- [What the exercise asks]: A precise reproduction of every record below is needed, minus the pictures.
%%
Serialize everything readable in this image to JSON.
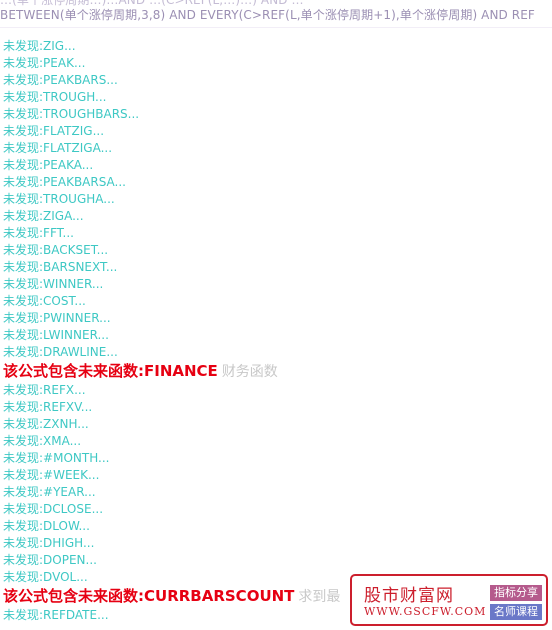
{
  "code": {
    "line1": "…(单个涨停周期…)…AND …(C>REF(L,…)…) AND …",
    "line2": "BETWEEN(单个涨停周期,3,8) AND EVERY(C>REF(L,单个涨停周期+1),单个涨停周期) AND REF"
  },
  "results": [
    {
      "kind": "missing",
      "text": "未发现:ZIG..."
    },
    {
      "kind": "missing",
      "text": "未发现:PEAK..."
    },
    {
      "kind": "missing",
      "text": "未发现:PEAKBARS..."
    },
    {
      "kind": "missing",
      "text": "未发现:TROUGH..."
    },
    {
      "kind": "missing",
      "text": "未发现:TROUGHBARS..."
    },
    {
      "kind": "missing",
      "text": "未发现:FLATZIG..."
    },
    {
      "kind": "missing",
      "text": "未发现:FLATZIGA..."
    },
    {
      "kind": "missing",
      "text": "未发现:PEAKA..."
    },
    {
      "kind": "missing",
      "text": "未发现:PEAKBARSA..."
    },
    {
      "kind": "missing",
      "text": "未发现:TROUGHA..."
    },
    {
      "kind": "missing",
      "text": "未发现:ZIGA..."
    },
    {
      "kind": "missing",
      "text": "未发现:FFT..."
    },
    {
      "kind": "missing",
      "text": "未发现:BACKSET..."
    },
    {
      "kind": "missing",
      "text": "未发现:BARSNEXT..."
    },
    {
      "kind": "missing",
      "text": "未发现:WINNER..."
    },
    {
      "kind": "missing",
      "text": "未发现:COST..."
    },
    {
      "kind": "missing",
      "text": "未发现:PWINNER..."
    },
    {
      "kind": "missing",
      "text": "未发现:LWINNER..."
    },
    {
      "kind": "missing",
      "text": "未发现:DRAWLINE..."
    },
    {
      "kind": "warning",
      "text": "该公式包含未来函数:FINANCE",
      "note": "财务函数"
    },
    {
      "kind": "missing",
      "text": "未发现:REFX..."
    },
    {
      "kind": "missing",
      "text": "未发现:REFXV..."
    },
    {
      "kind": "missing",
      "text": "未发现:ZXNH..."
    },
    {
      "kind": "missing",
      "text": "未发现:XMA..."
    },
    {
      "kind": "missing",
      "text": "未发现:#MONTH..."
    },
    {
      "kind": "missing",
      "text": "未发现:#WEEK..."
    },
    {
      "kind": "missing",
      "text": "未发现:#YEAR..."
    },
    {
      "kind": "missing",
      "text": "未发现:DCLOSE..."
    },
    {
      "kind": "missing",
      "text": "未发现:DLOW..."
    },
    {
      "kind": "missing",
      "text": "未发现:DHIGH..."
    },
    {
      "kind": "missing",
      "text": "未发现:DOPEN..."
    },
    {
      "kind": "missing",
      "text": "未发现:DVOL..."
    },
    {
      "kind": "warning",
      "text": "该公式包含未来函数:CURRBARSCOUNT",
      "note": "求到最"
    },
    {
      "kind": "missing",
      "text": "未发现:REFDATE..."
    }
  ],
  "watermark": {
    "name": "股市财富网",
    "url": "WWW.GSCFW.COM",
    "tag1": "指标分享",
    "tag2": "名师课程"
  },
  "colors": {
    "missing": "#3ec8c4",
    "warning": "#e60012",
    "brand": "#cc1f2d"
  }
}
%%
- [Exercise solution]:
Serialize everything readable in this image to JSON.
{
  "code": {
    "line1": "…(单个涨停周期…)…AND …(C>REF(L,…)…) AND …",
    "line2": "BETWEEN(单个涨停周期,3,8) AND EVERY(C>REF(L,单个涨停周期+1),单个涨停周期) AND REF"
  },
  "results": [
    {
      "kind": "missing",
      "text": "未发现:ZIG..."
    },
    {
      "kind": "missing",
      "text": "未发现:PEAK..."
    },
    {
      "kind": "missing",
      "text": "未发现:PEAKBARS..."
    },
    {
      "kind": "missing",
      "text": "未发现:TROUGH..."
    },
    {
      "kind": "missing",
      "text": "未发现:TROUGHBARS..."
    },
    {
      "kind": "missing",
      "text": "未发现:FLATZIG..."
    },
    {
      "kind": "missing",
      "text": "未发现:FLATZIGA..."
    },
    {
      "kind": "missing",
      "text": "未发现:PEAKA..."
    },
    {
      "kind": "missing",
      "text": "未发现:PEAKBARSA..."
    },
    {
      "kind": "missing",
      "text": "未发现:TROUGHA..."
    },
    {
      "kind": "missing",
      "text": "未发现:ZIGA..."
    },
    {
      "kind": "missing",
      "text": "未发现:FFT..."
    },
    {
      "kind": "missing",
      "text": "未发现:BACKSET..."
    },
    {
      "kind": "missing",
      "text": "未发现:BARSNEXT..."
    },
    {
      "kind": "missing",
      "text": "未发现:WINNER..."
    },
    {
      "kind": "missing",
      "text": "未发现:COST..."
    },
    {
      "kind": "missing",
      "text": "未发现:PWINNER..."
    },
    {
      "kind": "missing",
      "text": "未发现:LWINNER..."
    },
    {
      "kind": "missing",
      "text": "未发现:DRAWLINE..."
    },
    {
      "kind": "warning",
      "text": "该公式包含未来函数:FINANCE",
      "note": "财务函数"
    },
    {
      "kind": "missing",
      "text": "未发现:REFX..."
    },
    {
      "kind": "missing",
      "text": "未发现:REFXV..."
    },
    {
      "kind": "missing",
      "text": "未发现:ZXNH..."
    },
    {
      "kind": "missing",
      "text": "未发现:XMA..."
    },
    {
      "kind": "missing",
      "text": "未发现:#MONTH..."
    },
    {
      "kind": "missing",
      "text": "未发现:#WEEK..."
    },
    {
      "kind": "missing",
      "text": "未发现:#YEAR..."
    },
    {
      "kind": "missing",
      "text": "未发现:DCLOSE..."
    },
    {
      "kind": "missing",
      "text": "未发现:DLOW..."
    },
    {
      "kind": "missing",
      "text": "未发现:DHIGH..."
    },
    {
      "kind": "missing",
      "text": "未发现:DOPEN..."
    },
    {
      "kind": "missing",
      "text": "未发现:DVOL..."
    },
    {
      "kind": "warning",
      "text": "该公式包含未来函数:CURRBARSCOUNT",
      "note": "求到最"
    },
    {
      "kind": "missing",
      "text": "未发现:REFDATE..."
    }
  ],
  "watermark": {
    "name": "股市财富网",
    "url": "WWW.GSCFW.COM",
    "tag1": "指标分享",
    "tag2": "名师课程"
  },
  "colors": {
    "missing": "#3ec8c4",
    "warning": "#e60012",
    "brand": "#cc1f2d"
  }
}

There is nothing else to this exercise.